• [What the exercise asks]: Please say how many lines in the records below contain the word "this", giving the number alone.

• [Input data]:
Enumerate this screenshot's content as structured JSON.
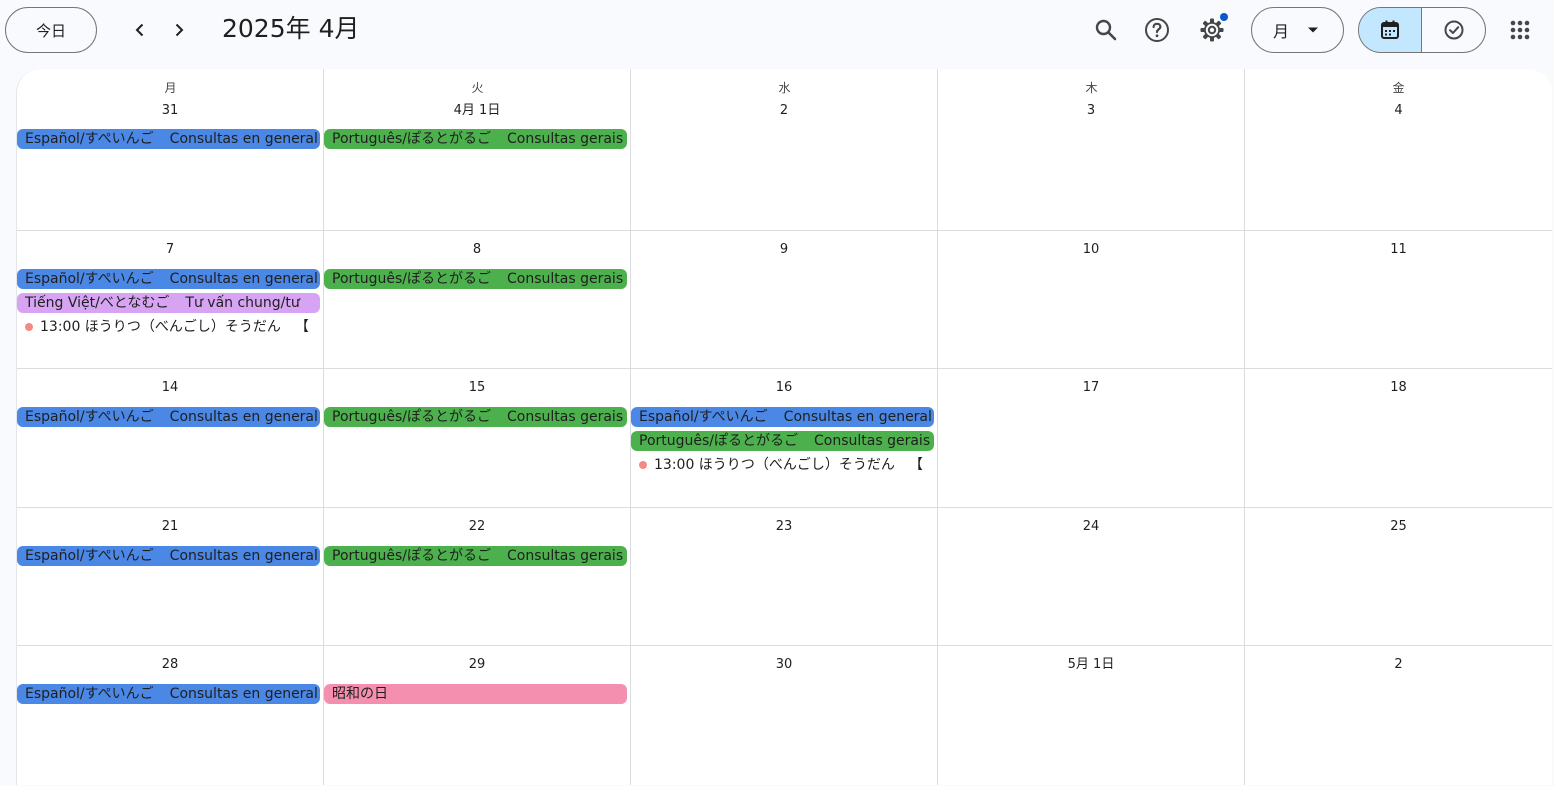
{
  "header": {
    "today_label": "今日",
    "month_title": "2025年 4月",
    "view_label": "月",
    "colors": {
      "settings_dot": "#0b57d0",
      "seg_active": "#c2e7ff"
    },
    "icons": [
      "chevron-left-icon",
      "chevron-right-icon",
      "search-icon",
      "help-icon",
      "gear-icon",
      "caret-down-icon",
      "calendar-icon",
      "task-check-icon",
      "apps-grid-icon"
    ]
  },
  "weekdays": [
    "月",
    "火",
    "水",
    "木",
    "金"
  ],
  "event_colors": {
    "blue": "#4b87e5",
    "green": "#4cb04d",
    "purple": "#d6a4f3",
    "pink": "#f58fb0",
    "dot": "#f28b82"
  },
  "weeks": [
    {
      "days": [
        {
          "num": "31",
          "events": [
            {
              "color": "blue",
              "title": "Español/すぺいんご",
              "detail": "Consultas en general"
            }
          ]
        },
        {
          "num": "4月 1日",
          "events": [
            {
              "color": "green",
              "title": "Português/ぽるとがるご",
              "detail": "Consultas gerais"
            }
          ]
        },
        {
          "num": "2",
          "events": []
        },
        {
          "num": "3",
          "events": []
        },
        {
          "num": "4",
          "events": []
        }
      ]
    },
    {
      "days": [
        {
          "num": "7",
          "events": [
            {
              "color": "blue",
              "title": "Español/すぺいんご",
              "detail": "Consultas en general"
            },
            {
              "color": "purple",
              "title": "Tiếng Việt/べとなむご",
              "detail": "Tư vấn chung/tư"
            },
            {
              "color": "dot",
              "title": "13:00 ほうりつ（べんごし）そうだん",
              "detail": "【"
            }
          ]
        },
        {
          "num": "8",
          "events": [
            {
              "color": "green",
              "title": "Português/ぽるとがるご",
              "detail": "Consultas gerais"
            }
          ]
        },
        {
          "num": "9",
          "events": []
        },
        {
          "num": "10",
          "events": []
        },
        {
          "num": "11",
          "events": []
        }
      ]
    },
    {
      "days": [
        {
          "num": "14",
          "events": [
            {
              "color": "blue",
              "title": "Español/すぺいんご",
              "detail": "Consultas en general"
            }
          ]
        },
        {
          "num": "15",
          "events": [
            {
              "color": "green",
              "title": "Português/ぽるとがるご",
              "detail": "Consultas gerais"
            }
          ]
        },
        {
          "num": "16",
          "events": [
            {
              "color": "blue",
              "title": "Español/すぺいんご",
              "detail": "Consultas en general"
            },
            {
              "color": "green",
              "title": "Português/ぽるとがるご",
              "detail": "Consultas gerais"
            },
            {
              "color": "dot",
              "title": "13:00 ほうりつ（べんごし）そうだん",
              "detail": "【"
            }
          ]
        },
        {
          "num": "17",
          "events": []
        },
        {
          "num": "18",
          "events": []
        }
      ]
    },
    {
      "days": [
        {
          "num": "21",
          "events": [
            {
              "color": "blue",
              "title": "Español/すぺいんご",
              "detail": "Consultas en general"
            }
          ]
        },
        {
          "num": "22",
          "events": [
            {
              "color": "green",
              "title": "Português/ぽるとがるご",
              "detail": "Consultas gerais"
            }
          ]
        },
        {
          "num": "23",
          "events": []
        },
        {
          "num": "24",
          "events": []
        },
        {
          "num": "25",
          "events": []
        }
      ]
    },
    {
      "days": [
        {
          "num": "28",
          "events": [
            {
              "color": "blue",
              "title": "Español/すぺいんご",
              "detail": "Consultas en general"
            }
          ]
        },
        {
          "num": "29",
          "events": [
            {
              "color": "pink",
              "title": "昭和の日",
              "detail": ""
            }
          ]
        },
        {
          "num": "30",
          "events": []
        },
        {
          "num": "5月 1日",
          "events": []
        },
        {
          "num": "2",
          "events": []
        }
      ]
    }
  ]
}
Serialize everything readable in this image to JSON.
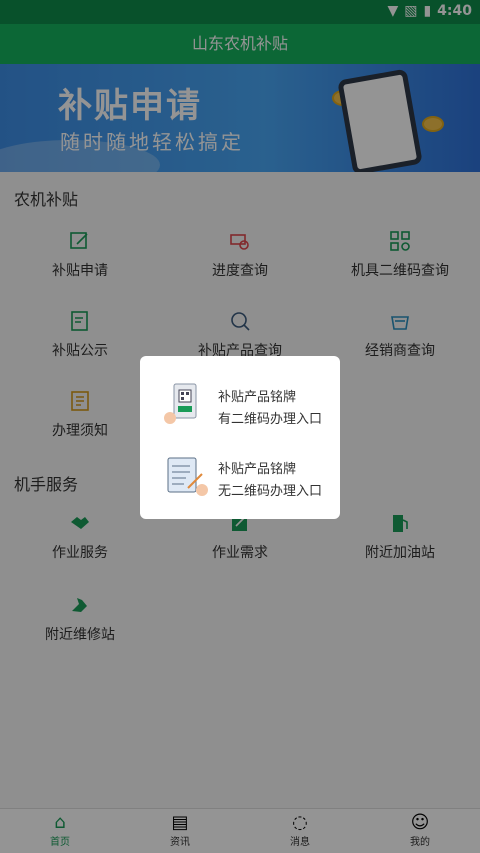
{
  "status_bar": {
    "time": "4:40"
  },
  "app_title": "山东农机补贴",
  "banner": {
    "headline": "补贴申请",
    "tagline": "随时随地轻松搞定"
  },
  "section1": {
    "title": "农机补贴",
    "items": [
      {
        "label": "补贴申请",
        "icon": "edit-icon"
      },
      {
        "label": "进度查询",
        "icon": "progress-search-icon"
      },
      {
        "label": "机具二维码查询",
        "icon": "qr-grid-icon"
      },
      {
        "label": "补贴公示",
        "icon": "notice-icon"
      },
      {
        "label": "补贴产品查询",
        "icon": "product-search-icon"
      },
      {
        "label": "经销商查询",
        "icon": "store-icon"
      },
      {
        "label": "办理须知",
        "icon": "guide-icon"
      }
    ]
  },
  "section2": {
    "title": "机手服务",
    "items": [
      {
        "label": "作业服务",
        "icon": "handshake-icon"
      },
      {
        "label": "作业需求",
        "icon": "demand-icon"
      },
      {
        "label": "附近加油站",
        "icon": "fuel-icon"
      },
      {
        "label": "附近维修站",
        "icon": "repair-icon"
      }
    ]
  },
  "dialog": {
    "options": [
      {
        "line1": "补贴产品铭牌",
        "line2": "有二维码办理入口"
      },
      {
        "line1": "补贴产品铭牌",
        "line2": "无二维码办理入口"
      }
    ]
  },
  "tabs": [
    {
      "label": "首页",
      "icon": "home-icon",
      "active": true
    },
    {
      "label": "资讯",
      "icon": "news-icon",
      "active": false
    },
    {
      "label": "消息",
      "icon": "message-icon",
      "active": false
    },
    {
      "label": "我的",
      "icon": "profile-icon",
      "active": false
    }
  ],
  "colors": {
    "brand_green": "#16b25e",
    "status_green": "#0f8c4a",
    "icon_green": "#1a9c58"
  }
}
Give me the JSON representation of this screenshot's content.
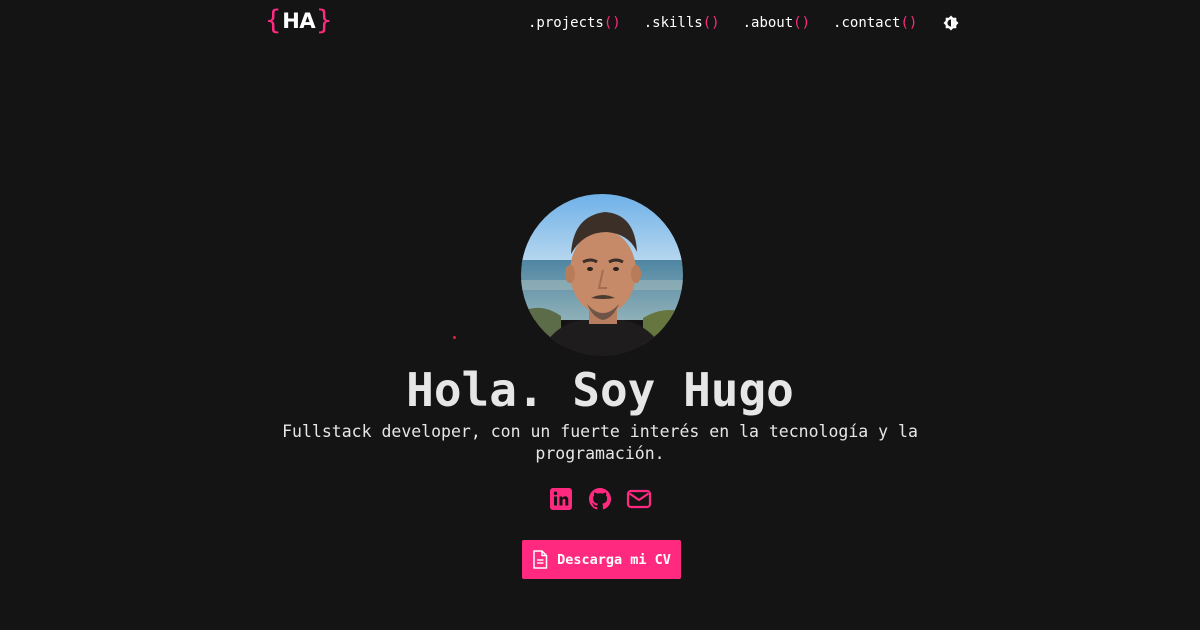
{
  "header": {
    "logo": {
      "open_brace": "{",
      "initials": "HA",
      "close_brace": "}"
    },
    "nav": [
      {
        "label": ".projects",
        "parens": "()"
      },
      {
        "label": ".skills",
        "parens": "()"
      },
      {
        "label": ".about",
        "parens": "()"
      },
      {
        "label": ".contact",
        "parens": "()"
      }
    ],
    "theme_toggle_icon": "brightness-icon"
  },
  "hero": {
    "avatar_icon": "profile-photo",
    "title": "Hola. Soy Hugo",
    "subtitle_line1": "Fullstack developer, con un fuerte interés en la tecnología y la",
    "subtitle_line2": "programación.",
    "socials": [
      {
        "icon": "linkedin-icon"
      },
      {
        "icon": "github-icon"
      },
      {
        "icon": "mail-icon"
      }
    ],
    "cv_button": {
      "icon": "document-icon",
      "label": "Descarga mi CV"
    }
  },
  "colors": {
    "background": "#151415",
    "accent": "#ff2a7f",
    "text": "#e6e6e6"
  }
}
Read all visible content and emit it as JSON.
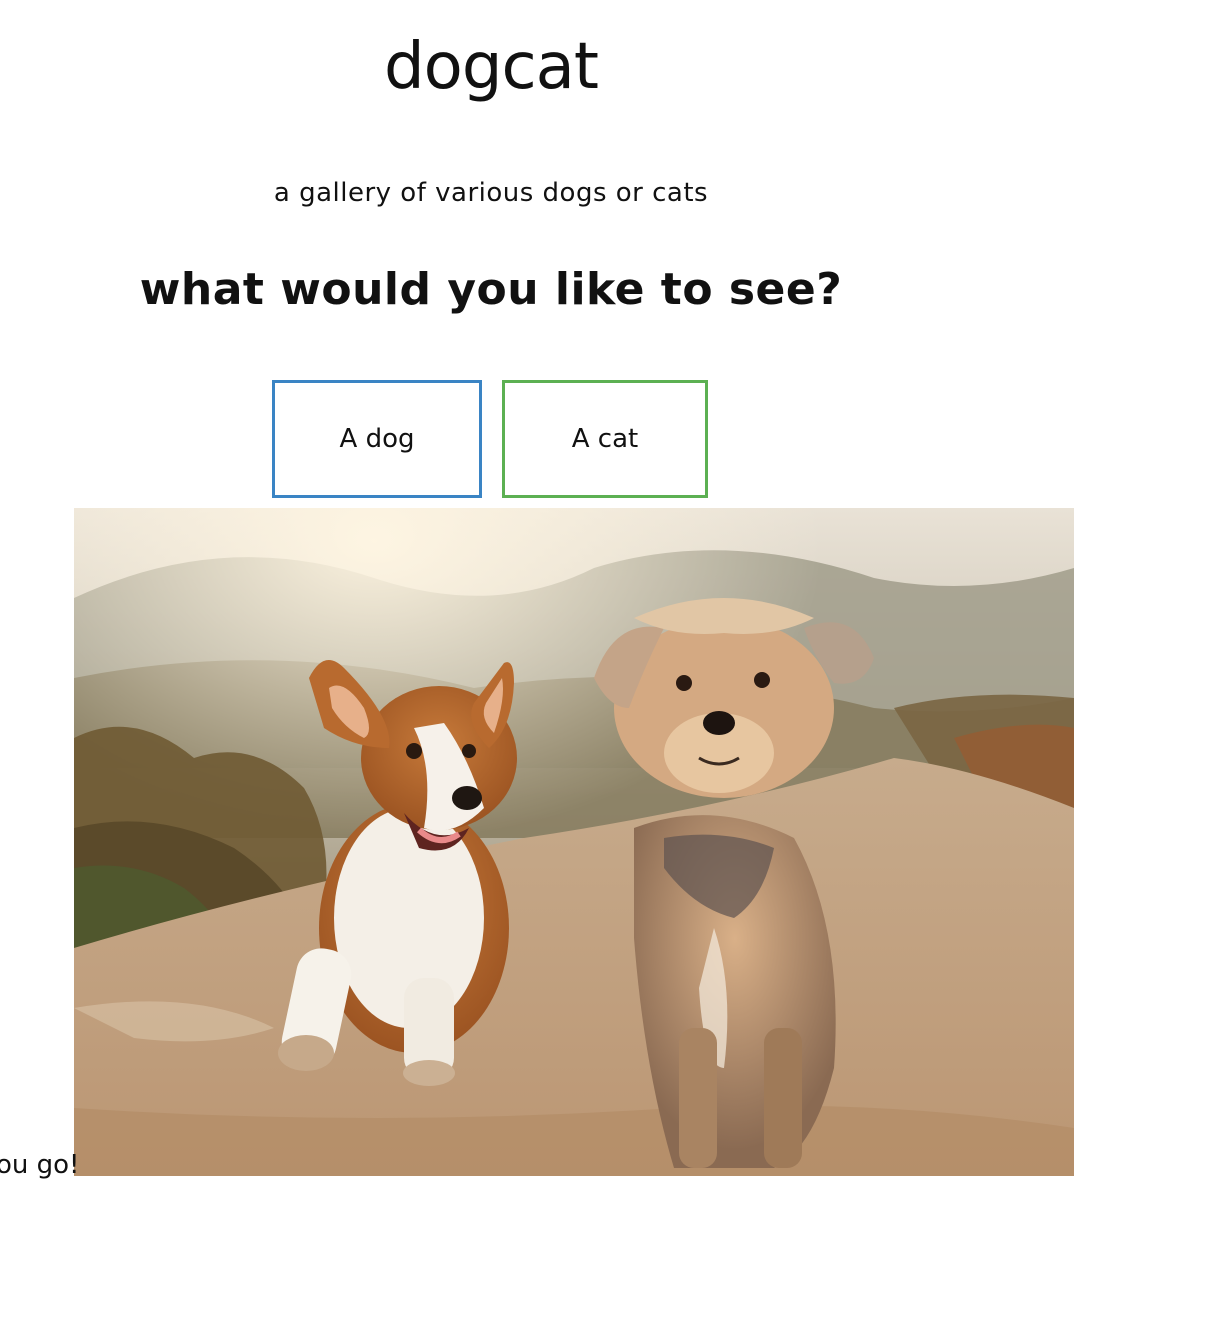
{
  "header": {
    "title": "dogcat",
    "subtitle": "a gallery of various dogs or cats"
  },
  "prompt": {
    "question": "what would you like to see?"
  },
  "buttons": {
    "dog_label": "A dog",
    "cat_label": "A cat",
    "dog_border_color": "#3a84c4",
    "cat_border_color": "#5cb052"
  },
  "gallery": {
    "caption_visible": "ou go!"
  }
}
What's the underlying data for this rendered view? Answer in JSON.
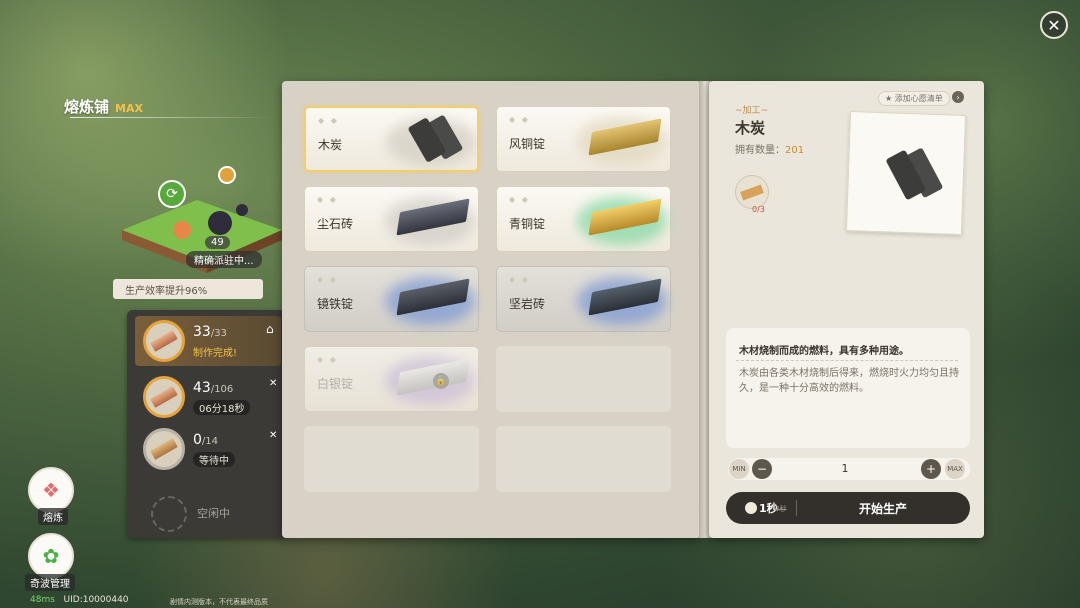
{
  "shop": {
    "name": "熔炼铺",
    "level": "MAX",
    "level_number": "49",
    "status": "精确派驻中...",
    "efficiency": "生产效率提升96%"
  },
  "queue": {
    "items": [
      {
        "count": "33",
        "total": "/33",
        "status": "制作完成!"
      },
      {
        "count": "43",
        "total": "/106",
        "time": "06分18秒"
      },
      {
        "count": "0",
        "total": "/14",
        "time": "等待中"
      }
    ],
    "idle": "空闲中"
  },
  "side_nav": {
    "smelt": "熔炼",
    "creature": "奇波管理"
  },
  "footer": {
    "ping": "48ms",
    "uid": "UID:10000440",
    "note": "剧情内测版本，不代表最终品质"
  },
  "recipes": [
    {
      "label": "木炭"
    },
    {
      "label": "风铜锭"
    },
    {
      "label": "尘石砖"
    },
    {
      "label": "青铜锭"
    },
    {
      "label": "镜铁锭"
    },
    {
      "label": "坚岩砖"
    },
    {
      "label": "白银锭"
    }
  ],
  "detail": {
    "subtitle": "~加工~",
    "name": "木炭",
    "owned_label": "拥有数量：",
    "owned_value": "201",
    "wishlist": "添加心愿清单",
    "material_count": "0/3",
    "desc_title": "木材烧制而成的燃料，具有多种用途。",
    "desc_body": "木炭由各类木材烧制后得来，燃烧时火力均匀且持久，是一种十分高效的燃料。",
    "min_label": "MIN",
    "max_label": "MAX",
    "quantity": "1",
    "time": "1秒",
    "orig_time": "3秒",
    "start_label": "开始生产"
  },
  "colors": {
    "accent": "#f2c24a",
    "dark_button": "#33302c",
    "panel": "#ebe6db"
  },
  "icons": {
    "close": "close-icon",
    "refresh": "refresh-icon",
    "clock": "clock-icon",
    "lock": "lock-icon",
    "basket": "basket-icon"
  }
}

• [Exercise solution]: 4